St. Patrick, Patron Saint of Ireland

As a teenager, Patrick's home was somewhere along the western coast of Britain at a time when it was a colony of the Roman empire. He called himself both a Briton and a Roman. At age sixteen, he and a number of his father,s slaves were captured by Irish raiders and sold as slaves in Ireland. Patrick was made to work as a shepherd. Living out in the open, the young boy suffered from hunger and cold. Later he would write: "I was chastened exceedingly and humbled every day in hunger and nakedness." Whereas he had previously been somewhat indifferent in his faith, now he would spend his long hours among the flocks reciting endlessly the prayers he had learned as a child from his mother. His captivity had occasioned a spiritual conversion.

After six years, Patrick escaped and made his way back to France. He was convinced that both his sufferings and his escape had taken place for some divine purpose. He became a priest and then a bishop with the memory of his experience in Ireland haunting him. But rather than seeking revenge for the wrong that he had received at the hands of the Irish, he was drawn by a sense of compassion.
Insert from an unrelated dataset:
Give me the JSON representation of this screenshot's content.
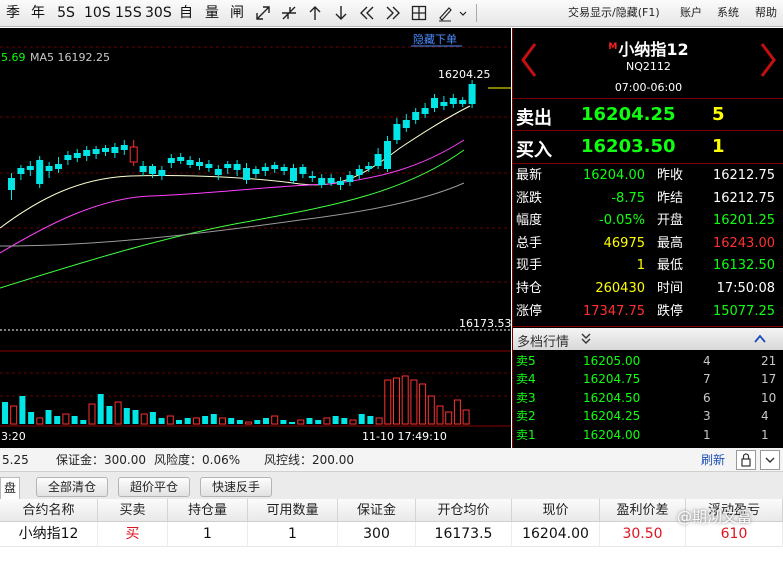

In a number of dreams he saw the Irish people looking to him for help. He heard their voices: "We beseech thee to come and walk once more among us.", He understood this to be an invitation to come and share his Catholic faith with them. He returned to Ireland in 432.

Patrick's thirty years as a wandering bishop in Ireland are wrapped in legend, but the scope of his achievements is a matter of historical record. He was a man of deep faith, who embraced a life of prayer and penitential practices. Through his preaching and example the Irish people were drawn to share his faith in Jesus Christ. He baptized tens of thousands and ordained hundred of priests. He set up a network of churches and founded several monasteries throughout the country, continually urging his people to greater holiness. Eventually Patrick's Ireland became the source of many missionaries who, following his example, went to other lands to spread the Christian faith.

St. Patrick's return to his oppressors to call them to peaceful acceptance of the gospel is an example of compassion and reconciliation that stands in contrast with the attitude of vengeance that so troubles the world today. He is the patron saint of Ireland and all those who seek peace.